— Required action —
Pick every line from the data below that contains the string "신분증과" and copy it.

— Task inputs —
_ _ _ _

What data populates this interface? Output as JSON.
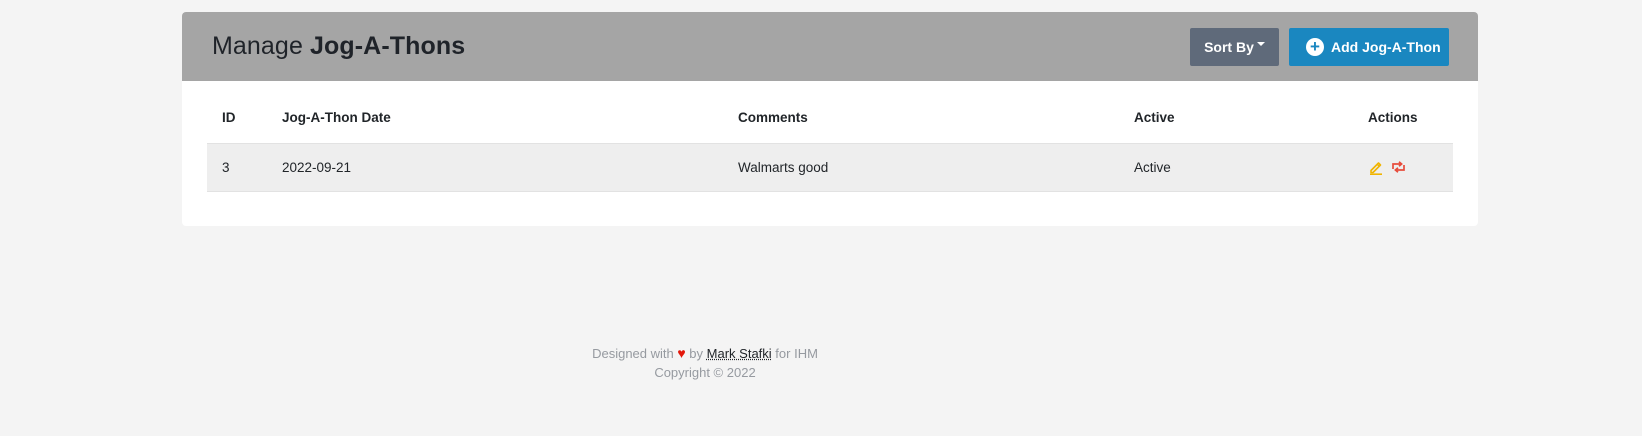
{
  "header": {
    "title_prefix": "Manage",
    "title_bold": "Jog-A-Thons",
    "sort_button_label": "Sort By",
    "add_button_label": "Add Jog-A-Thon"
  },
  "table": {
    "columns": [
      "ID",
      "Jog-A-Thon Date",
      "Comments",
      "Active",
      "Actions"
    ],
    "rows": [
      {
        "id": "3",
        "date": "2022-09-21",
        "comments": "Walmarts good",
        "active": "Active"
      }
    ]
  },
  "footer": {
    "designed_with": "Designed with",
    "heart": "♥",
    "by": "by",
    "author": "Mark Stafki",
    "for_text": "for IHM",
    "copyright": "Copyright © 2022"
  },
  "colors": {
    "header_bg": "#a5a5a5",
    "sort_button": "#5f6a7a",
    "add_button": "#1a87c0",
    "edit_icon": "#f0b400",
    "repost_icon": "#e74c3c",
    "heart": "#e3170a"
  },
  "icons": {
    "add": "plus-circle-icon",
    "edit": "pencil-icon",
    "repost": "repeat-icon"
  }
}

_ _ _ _

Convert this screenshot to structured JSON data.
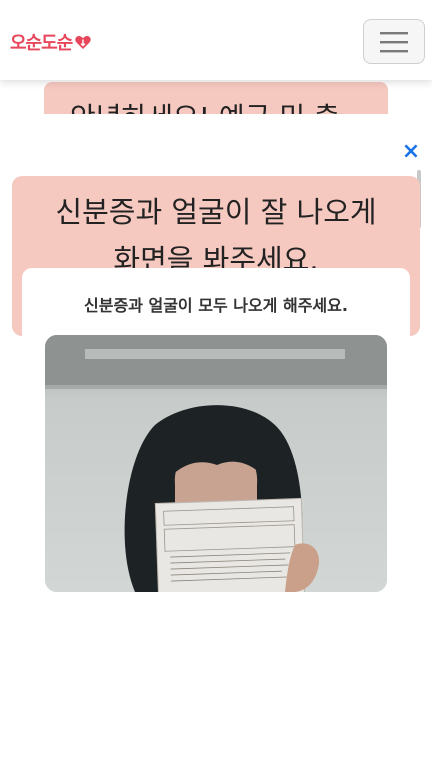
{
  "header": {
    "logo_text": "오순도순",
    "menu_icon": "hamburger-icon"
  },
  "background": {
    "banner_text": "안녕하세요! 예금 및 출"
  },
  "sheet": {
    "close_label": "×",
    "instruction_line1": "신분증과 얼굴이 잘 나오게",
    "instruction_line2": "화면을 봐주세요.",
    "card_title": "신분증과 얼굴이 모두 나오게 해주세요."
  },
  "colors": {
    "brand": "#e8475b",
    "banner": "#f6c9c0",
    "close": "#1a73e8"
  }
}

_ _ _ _

— Response —
    "instruction_line1": "신분증과 얼굴이 잘 나오게",
    "card_title": "신분증과 얼굴이 모두 나오게 해주세요."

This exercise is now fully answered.